Originally published 10/30/15 FutureSox.com
By, October 30, 2015 at 7:51 am
We got word on Thursday (from Susan Slusser) that the White Sox had hired Greg Sparks as the team’s new Assistant Hitting Coach. We may not normally dive much into that level of hire, but in this case, it has significance in team and theme.
Sparks worked closely with current Hitting Coach Todd Steverson in the Oakland organization, with Sparks eventually taking Steverson’s previous job. That’s the theme aspect – the White Sox now have both top hitting minds lifted from the same organization. An organization that has tended to deploy hitters more focused on getting on base than perhaps we’d seen from the club before. This should trickle down to the minors as well, in a change of philosophy.
The team aspect? Turns out Sparks has a pretty deep history with the White Sox too.
Sparky’s roots go through the South Side of Chicago thanks to his father Joe. The elder Sparks was an infielder in the White Sox organization for five years (1966 – 1969, 1973), a minor league manager for eight (1970-1974, 1977 – part of 1979), and one year as the third base coach in Chicago. In 1979, Greg served as a batboy for the Chicago White Sox, where he was on hand for a double-header against Detroit on July 12th. The 15-year old was indirectly part of the most notorious promotion in Major League Baseball history: Disco Demolition Night at Comiskey Park.
The Arizona native returned to Phoenix with his love of baseball intact, and his place in White Sox history solidified. The Shadow Mountain High School and Mesa Community College product was signed by the San Diego Padres following the January 1984 draft and enjoyed a twelve year minor league playing career. The young left hander played 90% of his games at first base – the remaining as a corner outfielder, and, of course, being a lefty, took the mound once or twice each season.
A quick look at his career playing numbers:
As a batter, Sparks accumulated 1,010 hits – including 120 home runs – along with 456 walks, 1,050 strike outs, and even 22 stolen bases in 1,270 career games. He boasts a career OPS of .699. In nine games as a pitcher, the lefty owns a career ERA and WHIP of 4.50 and 1.90 respectively. He averaged one inning pitched per season, gave up only one home run, walked seven and struck out two.
As a minor league manager, all with Oakland affiliates, Sparks began his career in 1998 with Single-A Southern Oregon of the Northwest League, where he was named co-manager of the year in 1999. From 2000 – 2002, he led the Modesto, California team, then on to Double-A Midland, Texas for a year.
After the 2003 season, Sparks served as Oakland’s Minor league hitting coordinator for eight seasons. In 2011, Sparks returned to a specific team as the hitting coach for Double-A Midland. Sparks’ successor as hitting coordinator was Todd Steverson, who enjoyed great success before joining the White Sox as the big league hitting coach.

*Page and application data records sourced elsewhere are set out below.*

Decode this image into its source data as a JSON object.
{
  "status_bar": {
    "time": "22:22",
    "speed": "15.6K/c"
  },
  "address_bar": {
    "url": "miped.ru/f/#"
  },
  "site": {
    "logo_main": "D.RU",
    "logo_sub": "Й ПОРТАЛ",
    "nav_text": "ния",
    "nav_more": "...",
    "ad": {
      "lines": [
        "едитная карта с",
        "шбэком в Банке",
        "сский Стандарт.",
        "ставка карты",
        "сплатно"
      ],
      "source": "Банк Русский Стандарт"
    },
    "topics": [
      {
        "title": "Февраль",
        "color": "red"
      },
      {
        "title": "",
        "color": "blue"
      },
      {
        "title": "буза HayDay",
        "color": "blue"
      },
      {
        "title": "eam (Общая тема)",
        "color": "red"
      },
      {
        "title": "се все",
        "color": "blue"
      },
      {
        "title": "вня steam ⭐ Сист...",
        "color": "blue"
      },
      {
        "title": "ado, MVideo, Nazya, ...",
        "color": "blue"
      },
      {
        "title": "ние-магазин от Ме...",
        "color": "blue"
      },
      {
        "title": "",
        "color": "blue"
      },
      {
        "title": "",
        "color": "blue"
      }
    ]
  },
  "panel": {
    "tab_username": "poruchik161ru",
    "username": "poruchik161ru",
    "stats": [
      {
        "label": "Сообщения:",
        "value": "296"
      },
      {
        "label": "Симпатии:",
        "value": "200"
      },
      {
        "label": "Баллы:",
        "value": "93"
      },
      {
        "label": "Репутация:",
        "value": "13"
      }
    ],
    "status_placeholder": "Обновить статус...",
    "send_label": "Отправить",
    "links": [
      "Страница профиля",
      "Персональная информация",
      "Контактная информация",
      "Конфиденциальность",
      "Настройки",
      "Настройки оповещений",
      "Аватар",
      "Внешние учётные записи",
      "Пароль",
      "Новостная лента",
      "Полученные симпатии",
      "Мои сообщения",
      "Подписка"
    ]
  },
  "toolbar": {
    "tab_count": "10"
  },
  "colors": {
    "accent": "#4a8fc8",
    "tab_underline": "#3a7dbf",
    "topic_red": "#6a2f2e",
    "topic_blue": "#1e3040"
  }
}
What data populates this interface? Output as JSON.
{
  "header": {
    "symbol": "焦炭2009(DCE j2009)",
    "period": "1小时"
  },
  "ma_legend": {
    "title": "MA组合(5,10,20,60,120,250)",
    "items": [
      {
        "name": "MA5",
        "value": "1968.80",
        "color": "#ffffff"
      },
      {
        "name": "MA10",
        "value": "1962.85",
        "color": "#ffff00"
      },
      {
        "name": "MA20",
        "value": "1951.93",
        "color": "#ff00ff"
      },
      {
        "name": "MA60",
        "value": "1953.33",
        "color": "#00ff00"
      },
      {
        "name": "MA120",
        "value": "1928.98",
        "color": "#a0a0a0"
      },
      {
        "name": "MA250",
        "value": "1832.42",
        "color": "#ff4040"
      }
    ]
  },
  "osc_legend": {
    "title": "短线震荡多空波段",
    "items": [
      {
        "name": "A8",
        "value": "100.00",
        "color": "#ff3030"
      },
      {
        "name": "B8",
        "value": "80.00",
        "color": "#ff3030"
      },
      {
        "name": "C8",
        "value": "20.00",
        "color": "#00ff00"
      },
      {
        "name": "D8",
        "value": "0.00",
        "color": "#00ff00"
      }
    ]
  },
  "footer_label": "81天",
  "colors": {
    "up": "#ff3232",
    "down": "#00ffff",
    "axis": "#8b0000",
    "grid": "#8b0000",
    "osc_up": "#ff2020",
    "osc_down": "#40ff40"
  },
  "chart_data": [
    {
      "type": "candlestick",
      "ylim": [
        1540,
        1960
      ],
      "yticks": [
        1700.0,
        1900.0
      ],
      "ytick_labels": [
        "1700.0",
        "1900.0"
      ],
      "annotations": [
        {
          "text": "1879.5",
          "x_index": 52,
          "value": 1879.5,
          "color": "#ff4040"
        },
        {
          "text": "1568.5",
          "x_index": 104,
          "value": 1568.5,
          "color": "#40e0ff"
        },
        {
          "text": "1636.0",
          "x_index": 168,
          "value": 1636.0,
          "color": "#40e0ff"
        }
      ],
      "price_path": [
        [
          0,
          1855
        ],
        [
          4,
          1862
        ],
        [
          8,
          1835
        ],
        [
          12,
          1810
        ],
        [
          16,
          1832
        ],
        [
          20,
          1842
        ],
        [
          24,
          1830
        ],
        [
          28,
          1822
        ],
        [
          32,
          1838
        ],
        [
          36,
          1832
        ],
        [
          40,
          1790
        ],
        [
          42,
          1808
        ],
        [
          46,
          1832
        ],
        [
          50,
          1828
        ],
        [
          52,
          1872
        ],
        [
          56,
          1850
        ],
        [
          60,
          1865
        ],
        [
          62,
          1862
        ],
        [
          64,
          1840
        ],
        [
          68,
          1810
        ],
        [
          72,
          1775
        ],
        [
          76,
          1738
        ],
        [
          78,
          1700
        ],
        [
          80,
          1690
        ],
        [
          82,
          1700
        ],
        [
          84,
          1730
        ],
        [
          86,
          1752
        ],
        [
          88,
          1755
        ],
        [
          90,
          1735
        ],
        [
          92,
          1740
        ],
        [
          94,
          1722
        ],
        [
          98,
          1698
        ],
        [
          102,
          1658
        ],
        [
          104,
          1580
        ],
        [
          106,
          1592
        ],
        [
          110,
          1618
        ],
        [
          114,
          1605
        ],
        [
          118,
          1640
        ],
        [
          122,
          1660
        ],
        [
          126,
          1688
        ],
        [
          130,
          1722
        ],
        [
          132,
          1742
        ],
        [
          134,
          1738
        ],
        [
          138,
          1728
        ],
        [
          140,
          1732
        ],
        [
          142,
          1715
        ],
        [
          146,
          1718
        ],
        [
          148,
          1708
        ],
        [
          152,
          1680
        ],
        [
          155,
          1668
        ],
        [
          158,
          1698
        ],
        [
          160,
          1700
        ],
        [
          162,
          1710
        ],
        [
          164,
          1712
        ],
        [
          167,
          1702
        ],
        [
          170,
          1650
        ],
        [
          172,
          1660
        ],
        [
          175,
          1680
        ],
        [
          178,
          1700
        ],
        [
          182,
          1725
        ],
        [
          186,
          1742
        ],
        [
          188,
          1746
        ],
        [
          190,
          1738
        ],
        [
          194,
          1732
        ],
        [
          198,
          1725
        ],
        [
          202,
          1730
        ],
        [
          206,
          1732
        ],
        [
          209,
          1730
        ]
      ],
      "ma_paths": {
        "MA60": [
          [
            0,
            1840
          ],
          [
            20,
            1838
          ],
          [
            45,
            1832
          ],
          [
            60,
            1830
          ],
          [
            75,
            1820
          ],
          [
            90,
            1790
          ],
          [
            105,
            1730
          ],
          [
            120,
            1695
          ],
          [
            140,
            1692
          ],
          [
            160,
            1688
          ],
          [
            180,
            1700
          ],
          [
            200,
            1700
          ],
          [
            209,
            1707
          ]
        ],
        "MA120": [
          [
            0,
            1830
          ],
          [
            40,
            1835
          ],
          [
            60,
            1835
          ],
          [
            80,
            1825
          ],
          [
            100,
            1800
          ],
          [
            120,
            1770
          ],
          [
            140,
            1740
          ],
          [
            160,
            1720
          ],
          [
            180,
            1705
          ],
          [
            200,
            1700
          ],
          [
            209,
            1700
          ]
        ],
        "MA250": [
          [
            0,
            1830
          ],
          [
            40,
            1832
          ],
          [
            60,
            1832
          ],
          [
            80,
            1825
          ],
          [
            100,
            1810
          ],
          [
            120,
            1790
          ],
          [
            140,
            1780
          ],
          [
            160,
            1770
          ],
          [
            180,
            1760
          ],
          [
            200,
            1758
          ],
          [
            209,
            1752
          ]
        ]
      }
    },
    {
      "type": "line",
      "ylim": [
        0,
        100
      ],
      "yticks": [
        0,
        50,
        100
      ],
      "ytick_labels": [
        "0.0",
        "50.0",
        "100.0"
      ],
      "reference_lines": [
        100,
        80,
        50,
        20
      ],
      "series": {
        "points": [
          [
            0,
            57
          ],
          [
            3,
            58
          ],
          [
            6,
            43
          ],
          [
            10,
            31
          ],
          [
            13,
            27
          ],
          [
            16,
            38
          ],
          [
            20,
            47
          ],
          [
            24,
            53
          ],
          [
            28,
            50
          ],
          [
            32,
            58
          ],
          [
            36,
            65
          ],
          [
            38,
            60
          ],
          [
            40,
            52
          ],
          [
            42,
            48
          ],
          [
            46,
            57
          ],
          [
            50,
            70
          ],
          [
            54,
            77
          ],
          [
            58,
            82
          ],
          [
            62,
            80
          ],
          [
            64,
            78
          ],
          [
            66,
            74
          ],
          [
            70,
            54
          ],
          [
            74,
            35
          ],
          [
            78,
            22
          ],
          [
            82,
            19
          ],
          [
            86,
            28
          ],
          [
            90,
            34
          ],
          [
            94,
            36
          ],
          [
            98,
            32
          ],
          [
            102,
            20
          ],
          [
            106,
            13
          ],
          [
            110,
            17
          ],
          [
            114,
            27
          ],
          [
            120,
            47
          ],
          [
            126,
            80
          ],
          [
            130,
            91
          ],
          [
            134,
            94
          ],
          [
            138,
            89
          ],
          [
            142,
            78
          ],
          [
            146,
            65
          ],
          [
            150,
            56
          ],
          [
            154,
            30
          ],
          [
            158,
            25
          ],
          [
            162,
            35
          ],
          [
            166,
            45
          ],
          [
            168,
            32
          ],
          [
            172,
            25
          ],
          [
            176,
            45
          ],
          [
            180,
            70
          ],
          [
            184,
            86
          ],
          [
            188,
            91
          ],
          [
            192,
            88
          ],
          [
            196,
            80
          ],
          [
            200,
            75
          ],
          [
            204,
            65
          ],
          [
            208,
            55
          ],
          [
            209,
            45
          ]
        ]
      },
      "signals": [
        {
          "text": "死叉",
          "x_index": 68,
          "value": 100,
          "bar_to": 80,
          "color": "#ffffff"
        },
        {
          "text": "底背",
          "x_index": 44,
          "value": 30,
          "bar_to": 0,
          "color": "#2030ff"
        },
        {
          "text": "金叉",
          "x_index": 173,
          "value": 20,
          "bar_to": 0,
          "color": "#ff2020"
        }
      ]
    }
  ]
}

This time last year, it was Sparks who was the hitting coach for the Mesa Solar Sox in the Arizona Fall League. He worked with prospects such as Blue Jays’ Dalton Pompey, Cubs’ Addison Russell, & Rays’ Daniel Robertson to name a few before once again becoming Oakland’s minor league hitting coordinator for the 2015 season – the job Steverson vacated.
Greg Sparks is a great guy, with great insight and results. As he is reunited with old pal Todd Steverson, it brings to mind a balancing of the universe (Yin and Yang); blending of opposite strengths; Steverson’s gregarious and Sparks’ lower-keyed personalities. Sure to be a winning combination for the Chicago White Sox Major League team.